Problem to work on> An exact copy of every record below is needed, with all pictures removed.

Information>
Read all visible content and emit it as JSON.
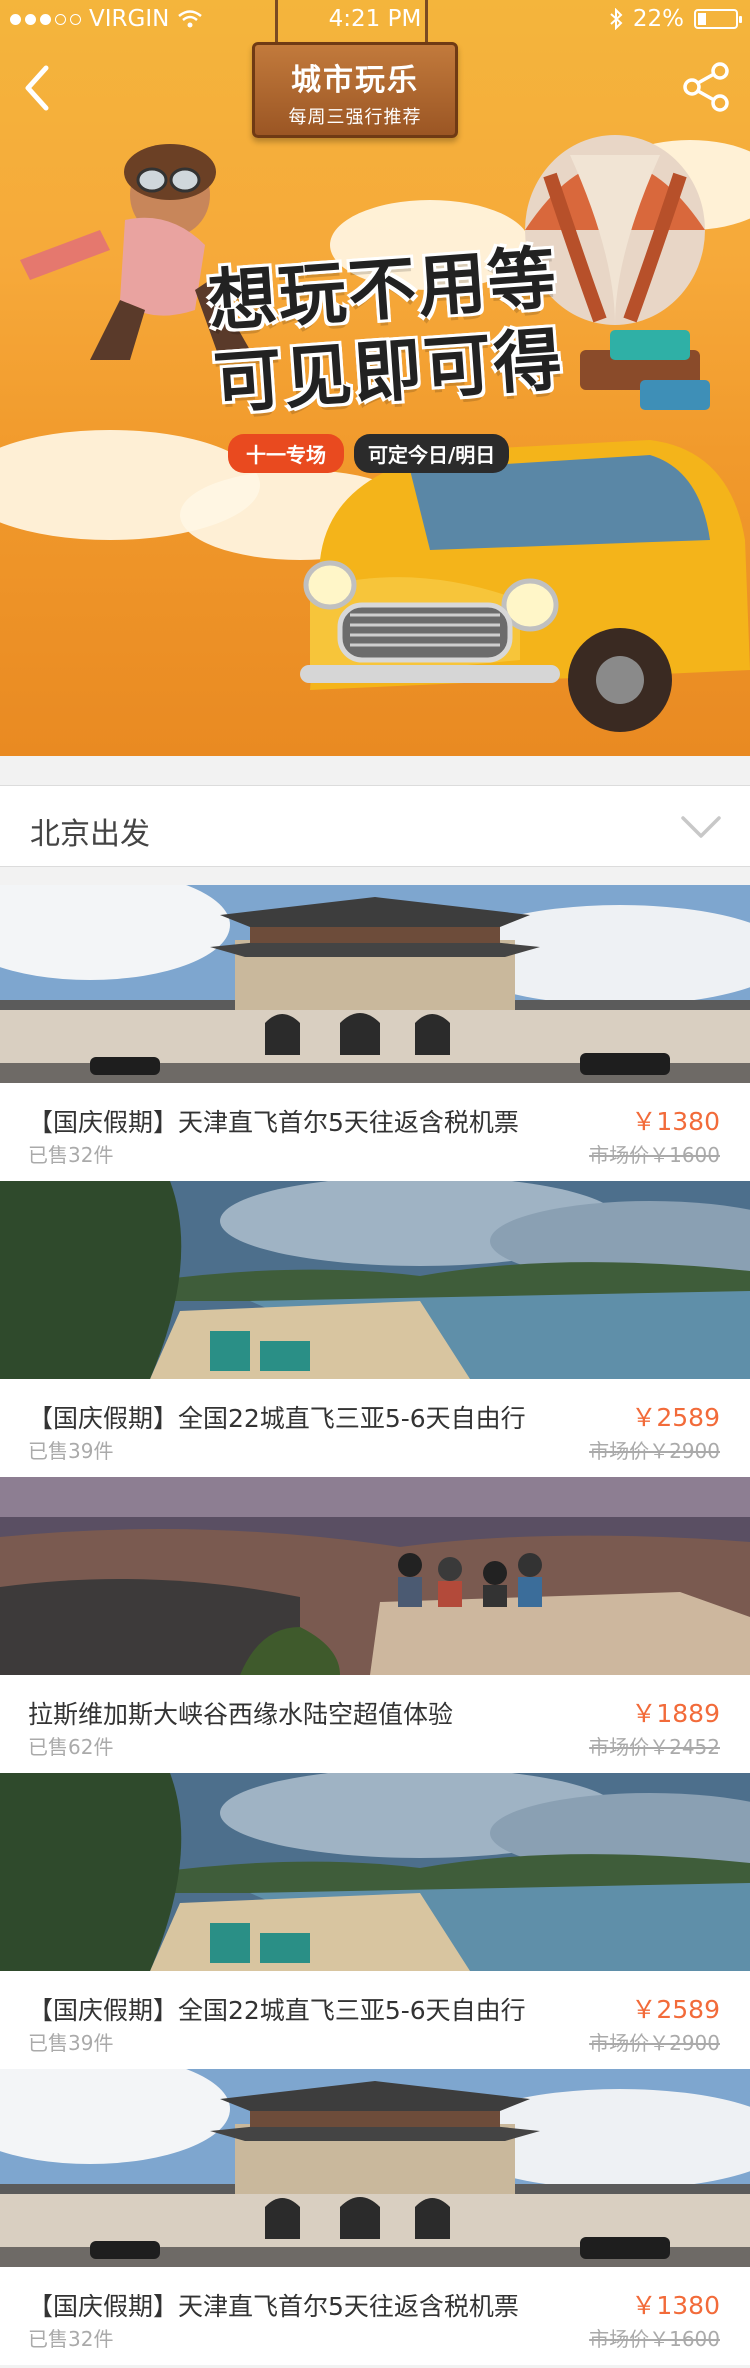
{
  "status_bar": {
    "carrier": "VIRGIN",
    "time": "4:21 PM",
    "battery": "22%",
    "battery_level": 0.22
  },
  "hero": {
    "sign_title": "城市玩乐",
    "sign_subtitle": "每周三强行推荐",
    "headline_line1": "想玩不用等",
    "headline_line2": "可见即可得",
    "tag_special": "十一专场",
    "tag_bookable": "可定今日/明日"
  },
  "filter": {
    "departure": "北京出发"
  },
  "products": [
    {
      "title": "【国庆假期】天津直飞首尔5天往返含税机票",
      "sold": "已售32件",
      "price": "￥1380",
      "market_price": "市场价￥1600",
      "image": "palace"
    },
    {
      "title": "【国庆假期】全国22城直飞三亚5-6天自由行",
      "sold": "已售39件",
      "price": "￥2589",
      "market_price": "市场价￥2900",
      "image": "beach"
    },
    {
      "title": "拉斯维加斯大峡谷西缘水陆空超值体验",
      "sold": "已售62件",
      "price": "￥1889",
      "market_price": "市场价￥2452",
      "image": "canyon"
    },
    {
      "title": "【国庆假期】全国22城直飞三亚5-6天自由行",
      "sold": "已售39件",
      "price": "￥2589",
      "market_price": "市场价￥2900",
      "image": "beach"
    },
    {
      "title": "【国庆假期】天津直飞首尔5天往返含税机票",
      "sold": "已售32件",
      "price": "￥1380",
      "market_price": "市场价￥1600",
      "image": "palace"
    }
  ],
  "colors": {
    "price": "#f26b3a",
    "hero_orange": "#f19a2c",
    "tag_red": "#e94a1f"
  }
}
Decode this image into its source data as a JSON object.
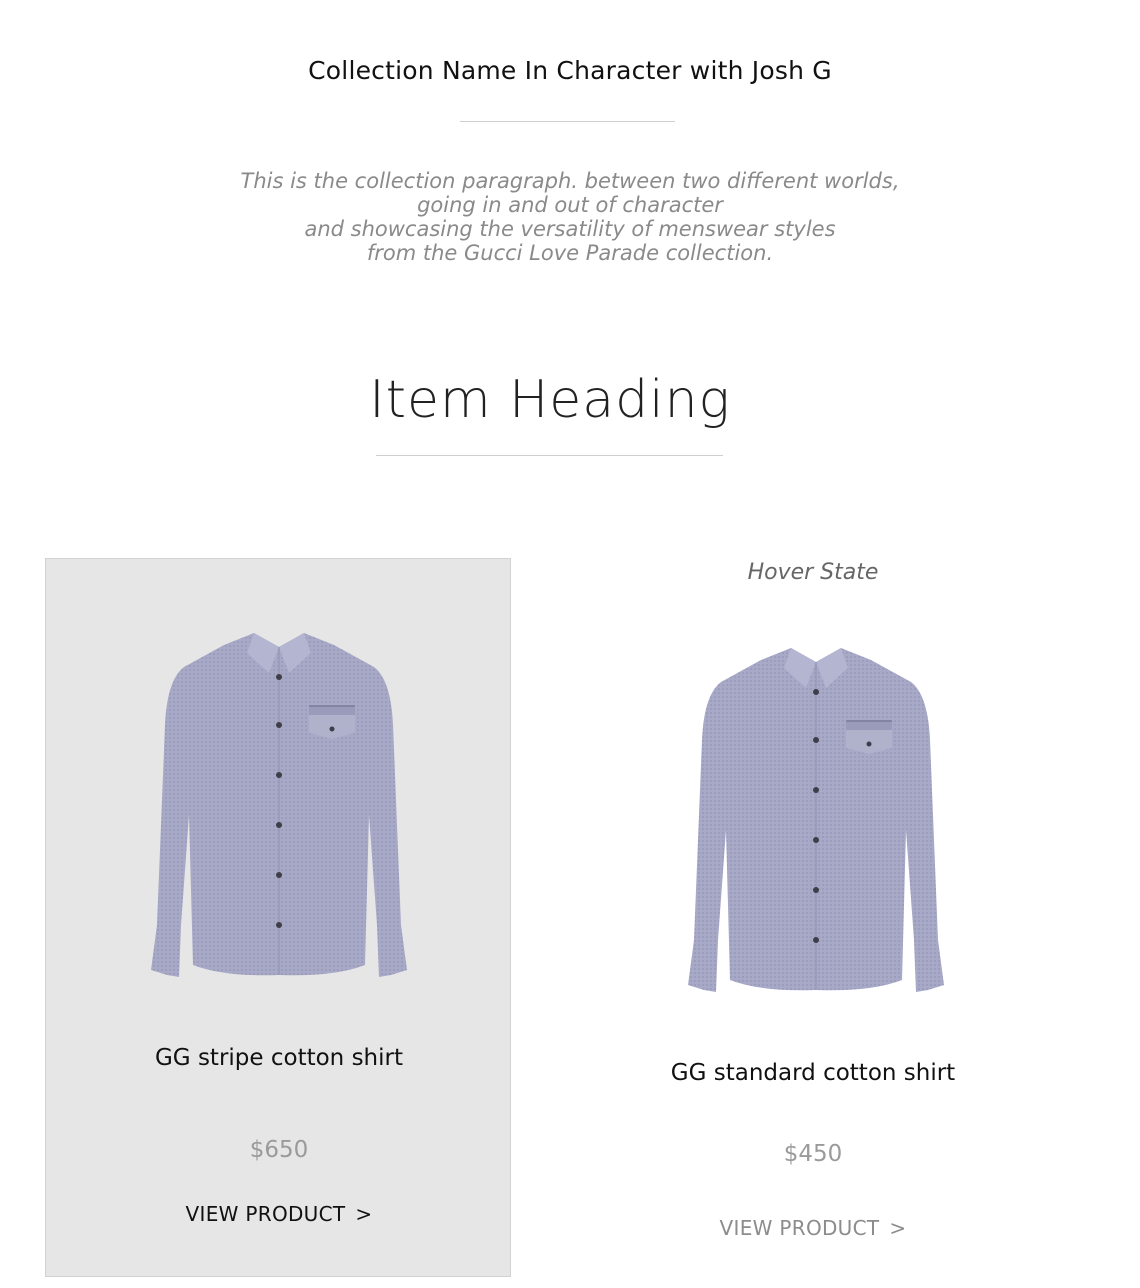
{
  "collection": {
    "title": "Collection Name In Character with Josh G",
    "paragraph_lines": [
      "This is the collection paragraph. between two different worlds,",
      "going in and out of character",
      "and showcasing the versatility of menswear styles",
      "from the Gucci Love Parade collection."
    ]
  },
  "item_heading": "Item Heading",
  "products": [
    {
      "name": "GG stripe cotton shirt",
      "price": "$650",
      "cta_label": "VIEW PRODUCT",
      "cta_icon": "chevron-right-icon",
      "cta_glyph": ">",
      "image": "shirt-image",
      "state": ""
    },
    {
      "name": "GG standard cotton shirt",
      "price": "$450",
      "cta_label": "VIEW PRODUCT",
      "cta_icon": "chevron-right-icon",
      "cta_glyph": ">",
      "image": "shirt-image",
      "state": "Hover State"
    }
  ],
  "colors": {
    "card_background": "#e6e6e6",
    "shirt_fabric": "#a8a9c7",
    "price_text": "#9a9a9a"
  }
}
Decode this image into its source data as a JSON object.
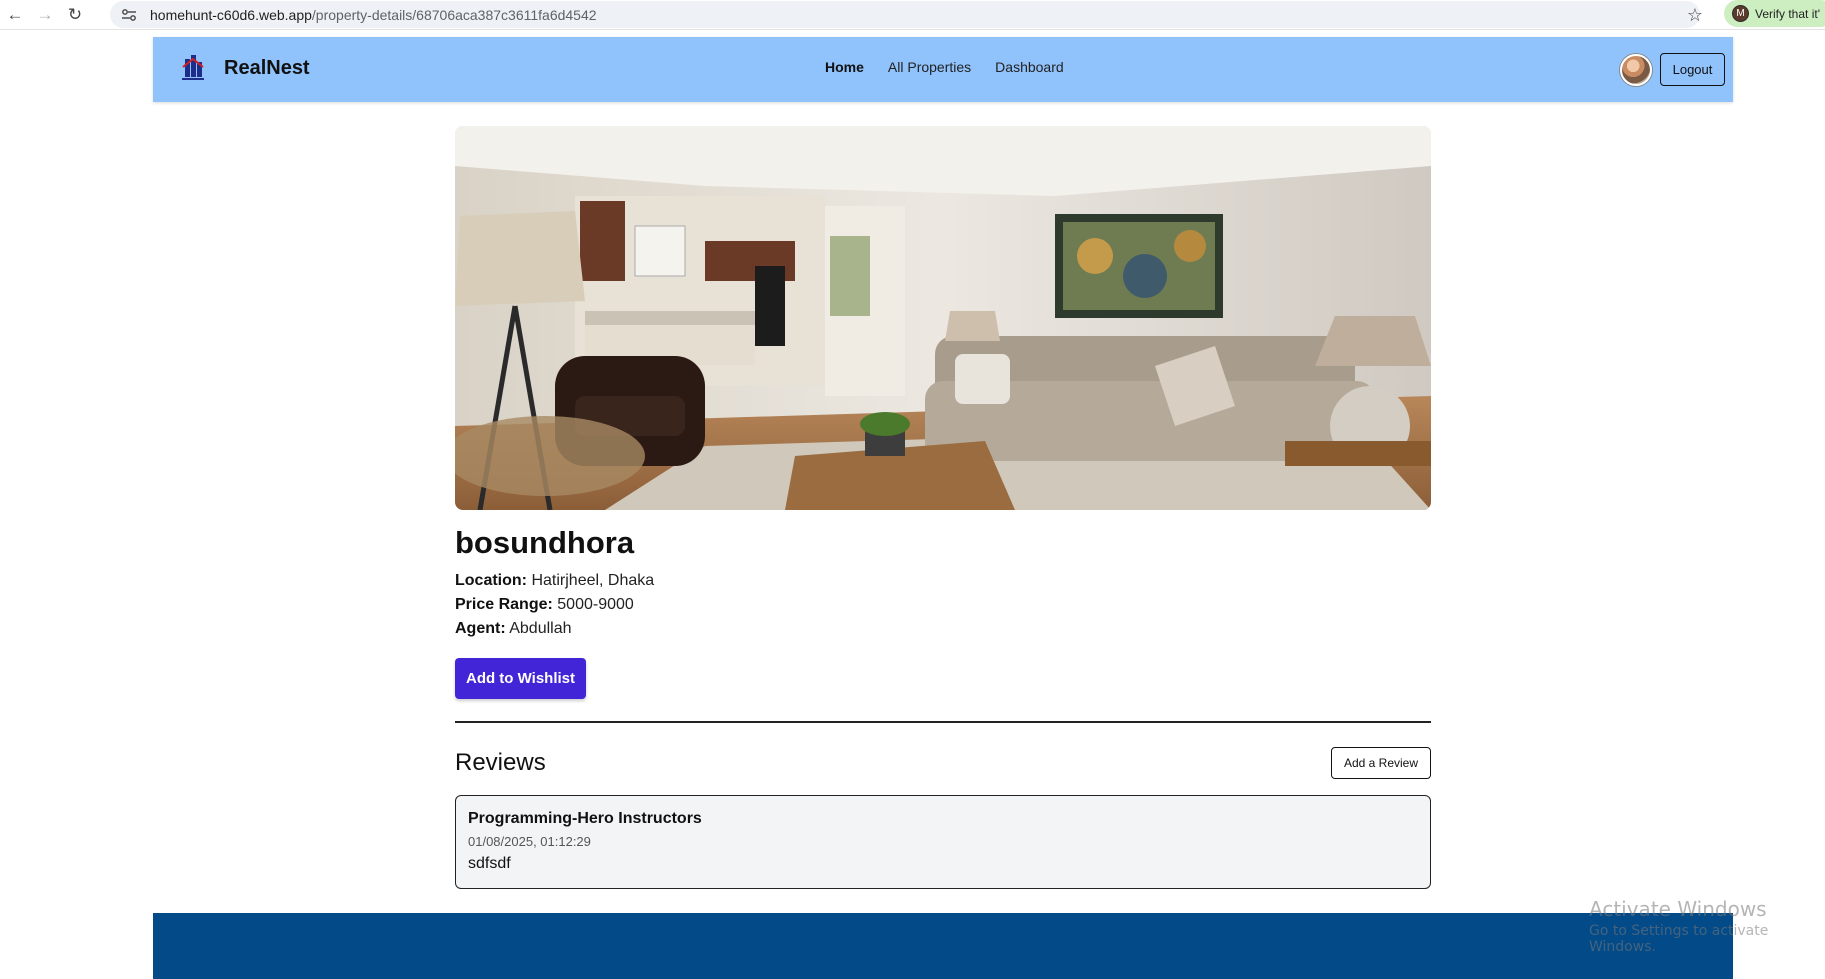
{
  "browser": {
    "url_host": "homehunt-c60d6.web.app",
    "url_path": "/property-details/68706aca387c3611fa6d4542",
    "profile_pill_label": "Verify that it'",
    "profile_initial": "M",
    "icons": [
      "back-arrow-icon",
      "forward-arrow-icon",
      "reload-icon",
      "site-info-icon",
      "star-icon"
    ]
  },
  "navbar": {
    "brand_name": "RealNest",
    "links": [
      {
        "label": "Home",
        "active": true
      },
      {
        "label": "All Properties",
        "active": false
      },
      {
        "label": "Dashboard",
        "active": false
      }
    ],
    "logout_label": "Logout",
    "background": "#90c2fb"
  },
  "property": {
    "title": "bosundhora",
    "location_label": "Location:",
    "location": "Hatirjheel, Dhaka",
    "price_label": "Price Range:",
    "price": "5000-9000",
    "agent_label": "Agent:",
    "agent": "Abdullah",
    "wishlist_button": "Add to Wishlist",
    "wishlist_color": "#4325d8"
  },
  "reviews": {
    "heading": "Reviews",
    "add_button": "Add a Review",
    "items": [
      {
        "author": "Programming-Hero Instructors",
        "date": "01/08/2025, 01:12:29",
        "text": "sdfsdf"
      }
    ]
  },
  "footer": {
    "background": "#034a88"
  },
  "watermark": {
    "title": "Activate Windows",
    "subtitle": "Go to Settings to activate Windows."
  }
}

Task solution>
Read all visible content and emit it as JSON.
{
  "status_bar": {
    "carrier": "VIRGIN",
    "time": "4:21 PM",
    "battery": "22%",
    "battery_level": 0.22
  },
  "hero": {
    "sign_title": "城市玩乐",
    "sign_subtitle": "每周三强行推荐",
    "headline_line1": "想玩不用等",
    "headline_line2": "可见即可得",
    "tag_special": "十一专场",
    "tag_bookable": "可定今日/明日"
  },
  "filter": {
    "departure": "北京出发"
  },
  "products": [
    {
      "title": "【国庆假期】天津直飞首尔5天往返含税机票",
      "sold": "已售32件",
      "price": "￥1380",
      "market_price": "市场价￥1600",
      "image": "palace"
    },
    {
      "title": "【国庆假期】全国22城直飞三亚5-6天自由行",
      "sold": "已售39件",
      "price": "￥2589",
      "market_price": "市场价￥2900",
      "image": "beach"
    },
    {
      "title": "拉斯维加斯大峡谷西缘水陆空超值体验",
      "sold": "已售62件",
      "price": "￥1889",
      "market_price": "市场价￥2452",
      "image": "canyon"
    },
    {
      "title": "【国庆假期】全国22城直飞三亚5-6天自由行",
      "sold": "已售39件",
      "price": "￥2589",
      "market_price": "市场价￥2900",
      "image": "beach"
    },
    {
      "title": "【国庆假期】天津直飞首尔5天往返含税机票",
      "sold": "已售32件",
      "price": "￥1380",
      "market_price": "市场价￥1600",
      "image": "palace"
    }
  ],
  "colors": {
    "price": "#f26b3a",
    "hero_orange": "#f19a2c",
    "tag_red": "#e94a1f"
  }
}
Decode this image into its source data as a JSON object.
{
  "collection": {
    "title": "Collection Name In Character with Josh G",
    "paragraph_lines": [
      "This is the collection paragraph. between two different worlds,",
      "going in and out of character",
      "and showcasing the versatility of menswear styles",
      "from the Gucci Love Parade collection."
    ]
  },
  "item_heading": "Item Heading",
  "products": [
    {
      "name": "GG stripe cotton shirt",
      "price": "$650",
      "cta_label": "VIEW PRODUCT",
      "cta_icon": "chevron-right-icon",
      "cta_glyph": ">",
      "image": "shirt-image",
      "state": ""
    },
    {
      "name": "GG standard cotton shirt",
      "price": "$450",
      "cta_label": "VIEW PRODUCT",
      "cta_icon": "chevron-right-icon",
      "cta_glyph": ">",
      "image": "shirt-image",
      "state": "Hover State"
    }
  ],
  "colors": {
    "card_background": "#e6e6e6",
    "shirt_fabric": "#a8a9c7",
    "price_text": "#9a9a9a"
  }
}
Decode this image into its source data as a JSON object.
{
  "browser": {
    "url_host": "homehunt-c60d6.web.app",
    "url_path": "/property-details/68706aca387c3611fa6d4542",
    "profile_pill_label": "Verify that it'",
    "profile_initial": "M",
    "icons": [
      "back-arrow-icon",
      "forward-arrow-icon",
      "reload-icon",
      "site-info-icon",
      "star-icon"
    ]
  },
  "navbar": {
    "brand_name": "RealNest",
    "links": [
      {
        "label": "Home",
        "active": true
      },
      {
        "label": "All Properties",
        "active": false
      },
      {
        "label": "Dashboard",
        "active": false
      }
    ],
    "logout_label": "Logout",
    "background": "#90c2fb"
  },
  "property": {
    "title": "bosundhora",
    "location_label": "Location:",
    "location": "Hatirjheel, Dhaka",
    "price_label": "Price Range:",
    "price": "5000-9000",
    "agent_label": "Agent:",
    "agent": "Abdullah",
    "wishlist_button": "Add to Wishlist",
    "wishlist_color": "#4325d8"
  },
  "reviews": {
    "heading": "Reviews",
    "add_button": "Add a Review",
    "items": [
      {
        "author": "Programming-Hero Instructors",
        "date": "01/08/2025, 01:12:29",
        "text": "sdfsdf"
      }
    ]
  },
  "footer": {
    "background": "#034a88"
  },
  "watermark": {
    "title": "Activate Windows",
    "subtitle": "Go to Settings to activate Windows."
  }
}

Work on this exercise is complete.